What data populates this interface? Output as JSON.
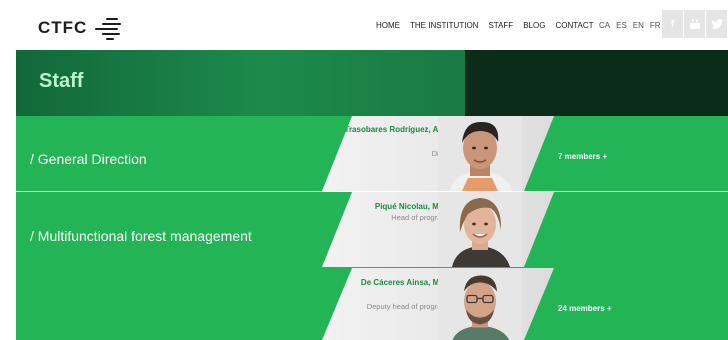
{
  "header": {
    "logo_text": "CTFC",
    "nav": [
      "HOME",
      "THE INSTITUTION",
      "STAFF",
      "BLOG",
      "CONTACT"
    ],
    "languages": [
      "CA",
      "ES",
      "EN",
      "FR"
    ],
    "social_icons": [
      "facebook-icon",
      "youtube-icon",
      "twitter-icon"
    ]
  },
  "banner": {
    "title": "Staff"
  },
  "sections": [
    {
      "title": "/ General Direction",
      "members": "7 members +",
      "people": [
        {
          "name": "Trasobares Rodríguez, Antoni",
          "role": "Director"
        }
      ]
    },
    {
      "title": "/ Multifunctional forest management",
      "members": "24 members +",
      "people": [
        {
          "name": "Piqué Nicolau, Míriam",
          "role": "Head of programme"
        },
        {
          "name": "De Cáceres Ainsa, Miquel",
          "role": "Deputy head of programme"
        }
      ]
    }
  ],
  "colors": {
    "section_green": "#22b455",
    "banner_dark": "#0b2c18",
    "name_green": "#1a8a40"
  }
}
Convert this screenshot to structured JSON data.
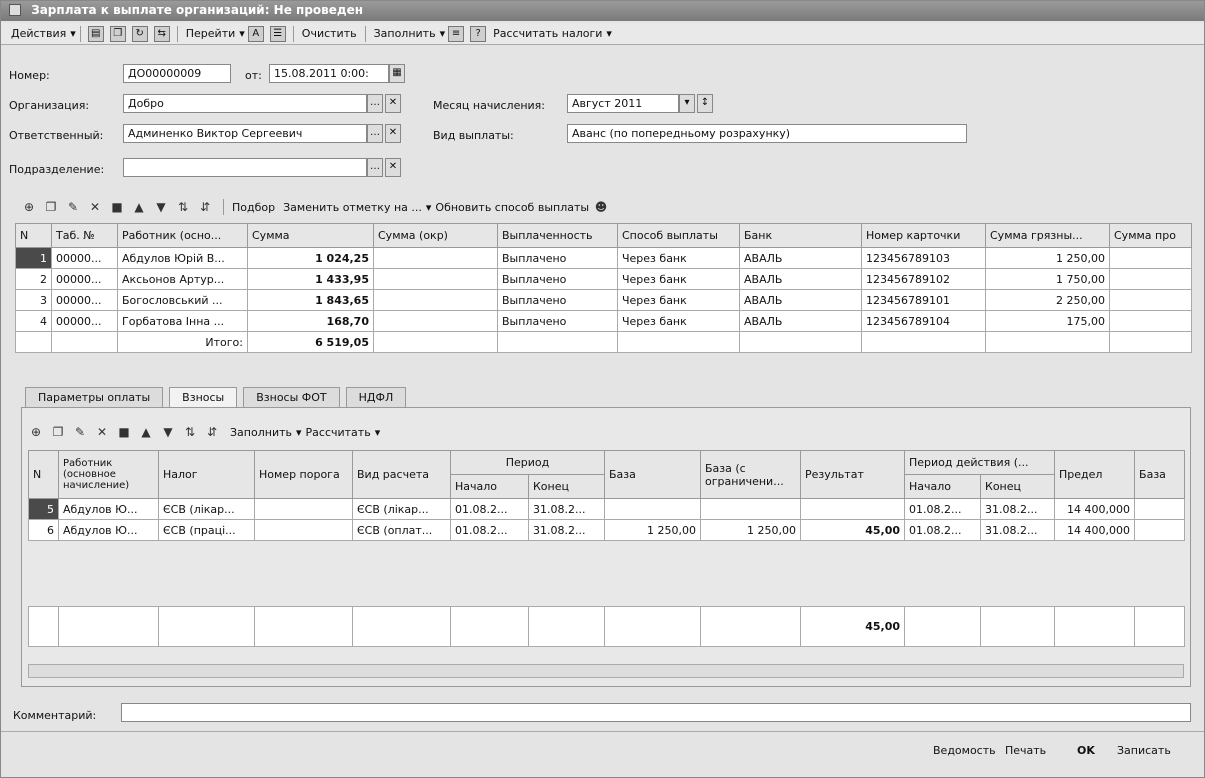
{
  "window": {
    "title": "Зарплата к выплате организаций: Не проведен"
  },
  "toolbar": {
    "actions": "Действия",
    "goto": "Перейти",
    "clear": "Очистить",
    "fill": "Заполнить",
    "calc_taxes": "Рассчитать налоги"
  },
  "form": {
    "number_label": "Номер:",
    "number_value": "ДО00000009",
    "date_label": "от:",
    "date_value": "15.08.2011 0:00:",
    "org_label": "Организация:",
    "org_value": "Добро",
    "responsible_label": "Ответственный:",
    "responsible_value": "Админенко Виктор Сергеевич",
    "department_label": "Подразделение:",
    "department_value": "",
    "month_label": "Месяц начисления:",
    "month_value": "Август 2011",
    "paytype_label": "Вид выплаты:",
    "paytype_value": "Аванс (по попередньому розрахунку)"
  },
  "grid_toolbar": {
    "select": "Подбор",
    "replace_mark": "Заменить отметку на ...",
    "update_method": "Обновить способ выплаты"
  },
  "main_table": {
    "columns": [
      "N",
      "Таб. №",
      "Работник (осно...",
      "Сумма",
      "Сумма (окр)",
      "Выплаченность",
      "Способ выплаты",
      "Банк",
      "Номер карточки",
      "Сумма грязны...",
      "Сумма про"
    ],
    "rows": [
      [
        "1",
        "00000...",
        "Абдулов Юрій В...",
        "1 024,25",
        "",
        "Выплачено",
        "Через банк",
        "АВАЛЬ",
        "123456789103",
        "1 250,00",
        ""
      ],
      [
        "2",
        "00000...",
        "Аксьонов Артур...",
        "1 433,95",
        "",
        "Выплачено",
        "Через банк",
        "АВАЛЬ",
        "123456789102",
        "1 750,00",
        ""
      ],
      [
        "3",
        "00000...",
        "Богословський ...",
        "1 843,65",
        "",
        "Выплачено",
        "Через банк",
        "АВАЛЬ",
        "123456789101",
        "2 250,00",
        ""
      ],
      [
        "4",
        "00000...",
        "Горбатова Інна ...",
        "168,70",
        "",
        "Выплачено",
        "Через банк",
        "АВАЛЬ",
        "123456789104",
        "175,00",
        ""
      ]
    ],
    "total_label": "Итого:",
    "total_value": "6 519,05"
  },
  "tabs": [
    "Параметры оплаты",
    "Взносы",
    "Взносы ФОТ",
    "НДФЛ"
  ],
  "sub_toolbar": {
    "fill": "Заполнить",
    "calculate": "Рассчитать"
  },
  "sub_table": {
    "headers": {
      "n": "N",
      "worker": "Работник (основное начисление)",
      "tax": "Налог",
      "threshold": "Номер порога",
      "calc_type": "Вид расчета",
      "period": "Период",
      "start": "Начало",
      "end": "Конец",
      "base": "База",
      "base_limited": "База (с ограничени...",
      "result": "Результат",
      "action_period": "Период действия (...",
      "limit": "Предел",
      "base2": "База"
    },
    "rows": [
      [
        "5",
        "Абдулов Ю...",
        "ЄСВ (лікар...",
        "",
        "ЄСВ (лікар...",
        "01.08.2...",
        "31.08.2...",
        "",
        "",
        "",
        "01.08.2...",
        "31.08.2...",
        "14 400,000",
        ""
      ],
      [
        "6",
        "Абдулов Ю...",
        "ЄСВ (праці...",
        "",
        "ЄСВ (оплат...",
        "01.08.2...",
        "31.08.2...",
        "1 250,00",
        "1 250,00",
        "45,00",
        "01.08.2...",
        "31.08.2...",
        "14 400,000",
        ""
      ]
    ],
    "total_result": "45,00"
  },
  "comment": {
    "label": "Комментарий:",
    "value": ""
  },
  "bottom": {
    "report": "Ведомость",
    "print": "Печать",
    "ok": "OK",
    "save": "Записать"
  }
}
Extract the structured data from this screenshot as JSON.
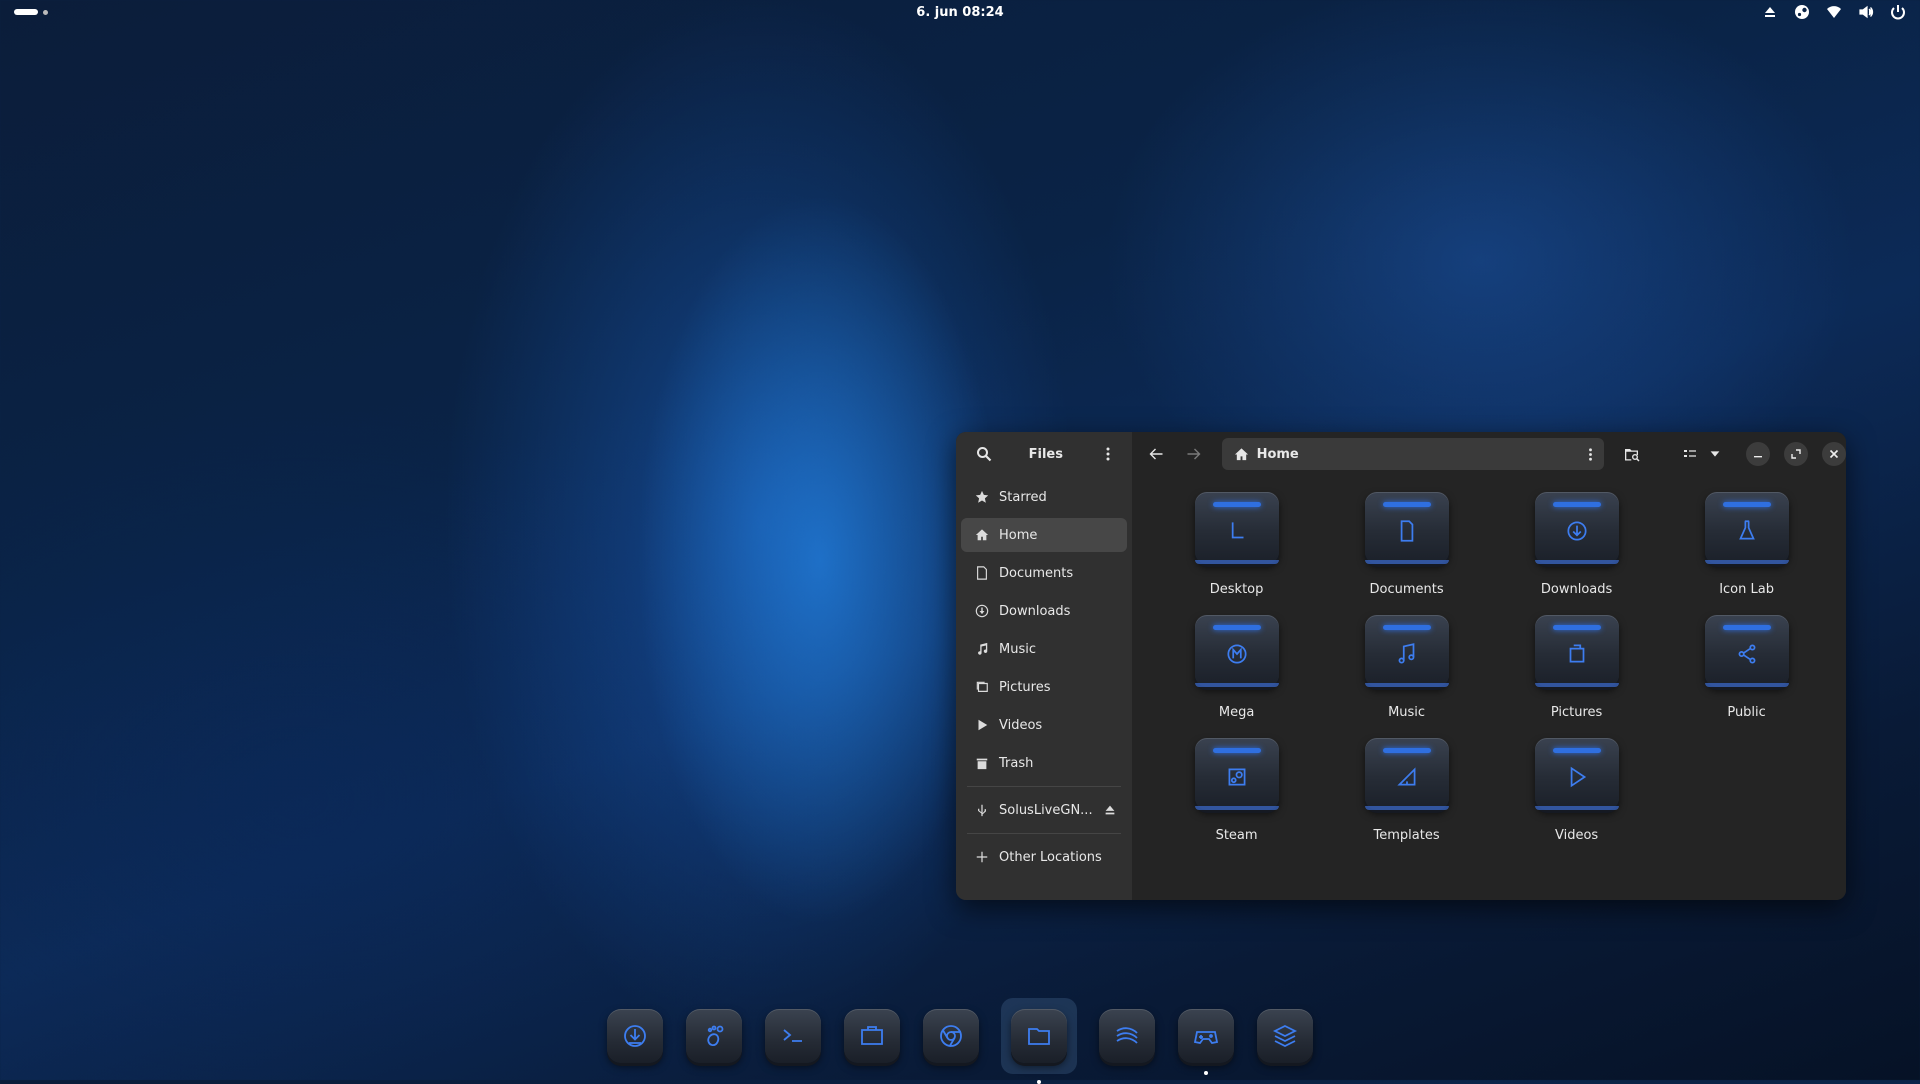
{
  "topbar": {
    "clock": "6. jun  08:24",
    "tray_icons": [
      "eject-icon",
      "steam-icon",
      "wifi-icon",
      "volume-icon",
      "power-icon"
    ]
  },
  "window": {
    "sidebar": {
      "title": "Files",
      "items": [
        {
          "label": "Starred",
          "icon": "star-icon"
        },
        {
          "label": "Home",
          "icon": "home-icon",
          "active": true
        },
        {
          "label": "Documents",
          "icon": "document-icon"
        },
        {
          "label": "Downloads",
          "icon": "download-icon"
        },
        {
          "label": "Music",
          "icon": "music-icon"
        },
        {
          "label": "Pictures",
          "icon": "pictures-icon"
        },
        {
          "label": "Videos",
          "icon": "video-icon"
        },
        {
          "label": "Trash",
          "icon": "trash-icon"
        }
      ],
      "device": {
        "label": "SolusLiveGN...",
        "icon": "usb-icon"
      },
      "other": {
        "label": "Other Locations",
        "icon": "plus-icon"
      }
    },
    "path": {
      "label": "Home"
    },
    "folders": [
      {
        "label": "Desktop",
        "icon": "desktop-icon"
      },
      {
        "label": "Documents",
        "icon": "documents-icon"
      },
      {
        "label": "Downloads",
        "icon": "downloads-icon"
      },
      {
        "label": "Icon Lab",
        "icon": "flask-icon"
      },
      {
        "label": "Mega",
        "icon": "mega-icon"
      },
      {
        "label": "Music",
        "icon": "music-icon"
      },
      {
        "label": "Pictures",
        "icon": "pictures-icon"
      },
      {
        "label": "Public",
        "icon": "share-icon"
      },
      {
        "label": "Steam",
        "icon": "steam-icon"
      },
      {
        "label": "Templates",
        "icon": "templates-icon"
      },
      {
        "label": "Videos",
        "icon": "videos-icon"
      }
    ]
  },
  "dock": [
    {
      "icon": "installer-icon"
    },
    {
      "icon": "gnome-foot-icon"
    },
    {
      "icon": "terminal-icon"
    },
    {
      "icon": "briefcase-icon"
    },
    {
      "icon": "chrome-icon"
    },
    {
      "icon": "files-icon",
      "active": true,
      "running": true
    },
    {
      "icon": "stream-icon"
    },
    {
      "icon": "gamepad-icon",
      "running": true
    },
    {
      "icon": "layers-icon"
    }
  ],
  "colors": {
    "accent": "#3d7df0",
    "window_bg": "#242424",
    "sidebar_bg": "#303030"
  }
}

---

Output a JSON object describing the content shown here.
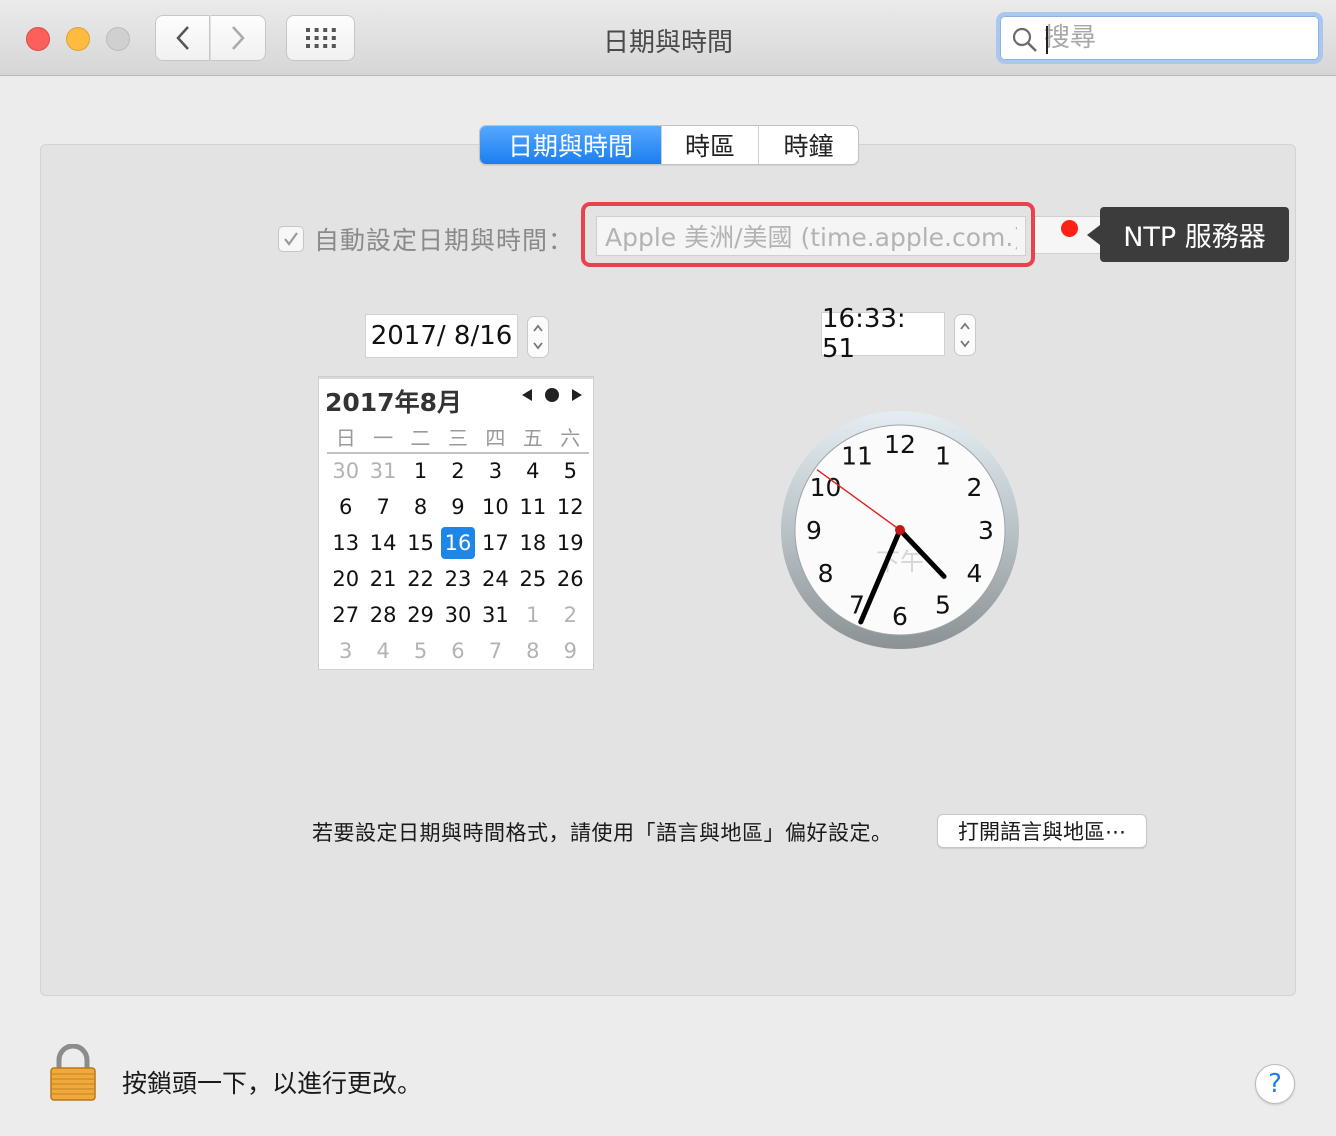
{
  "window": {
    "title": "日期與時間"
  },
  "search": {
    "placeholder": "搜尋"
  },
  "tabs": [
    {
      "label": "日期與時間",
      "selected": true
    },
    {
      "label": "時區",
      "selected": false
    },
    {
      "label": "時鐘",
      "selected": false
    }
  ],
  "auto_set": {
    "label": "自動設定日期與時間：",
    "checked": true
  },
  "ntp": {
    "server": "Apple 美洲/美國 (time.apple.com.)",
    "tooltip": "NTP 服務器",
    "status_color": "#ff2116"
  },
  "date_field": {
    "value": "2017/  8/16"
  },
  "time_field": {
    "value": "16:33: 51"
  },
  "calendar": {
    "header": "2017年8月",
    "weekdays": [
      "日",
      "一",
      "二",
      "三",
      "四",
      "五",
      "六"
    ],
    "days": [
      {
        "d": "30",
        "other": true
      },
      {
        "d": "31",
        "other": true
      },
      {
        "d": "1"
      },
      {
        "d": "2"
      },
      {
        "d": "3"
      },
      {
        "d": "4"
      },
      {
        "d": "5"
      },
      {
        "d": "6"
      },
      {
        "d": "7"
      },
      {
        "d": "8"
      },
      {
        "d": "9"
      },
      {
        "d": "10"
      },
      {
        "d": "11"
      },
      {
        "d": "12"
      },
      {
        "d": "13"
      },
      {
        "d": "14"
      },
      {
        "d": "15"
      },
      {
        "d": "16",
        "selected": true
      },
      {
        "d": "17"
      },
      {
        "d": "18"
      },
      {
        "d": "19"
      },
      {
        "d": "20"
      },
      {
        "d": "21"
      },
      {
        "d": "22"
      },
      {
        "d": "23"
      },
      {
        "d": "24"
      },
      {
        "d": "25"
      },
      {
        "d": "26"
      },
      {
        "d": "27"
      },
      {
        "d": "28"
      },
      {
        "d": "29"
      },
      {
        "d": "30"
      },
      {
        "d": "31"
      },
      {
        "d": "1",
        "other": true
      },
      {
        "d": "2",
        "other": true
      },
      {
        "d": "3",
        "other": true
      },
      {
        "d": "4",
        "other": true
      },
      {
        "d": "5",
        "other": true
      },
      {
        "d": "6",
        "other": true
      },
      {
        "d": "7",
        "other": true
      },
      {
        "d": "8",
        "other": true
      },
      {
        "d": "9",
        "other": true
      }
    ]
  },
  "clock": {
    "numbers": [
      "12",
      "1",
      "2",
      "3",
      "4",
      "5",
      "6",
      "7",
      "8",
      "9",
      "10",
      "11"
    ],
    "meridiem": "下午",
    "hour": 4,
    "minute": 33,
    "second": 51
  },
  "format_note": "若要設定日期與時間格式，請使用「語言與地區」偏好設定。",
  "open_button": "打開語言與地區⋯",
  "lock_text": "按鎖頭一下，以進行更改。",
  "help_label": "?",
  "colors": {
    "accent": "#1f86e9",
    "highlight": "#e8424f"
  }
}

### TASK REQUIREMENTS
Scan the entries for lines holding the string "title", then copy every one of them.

### RESULT BELOW
    "title": "Staff"
      "title": "/ General Direction",
      "title": "/ Multifunctional forest management",
    "title": "Зарплата к выплате организаций: Не проведен"
      "title": "Files",
    "title": "日期與時間"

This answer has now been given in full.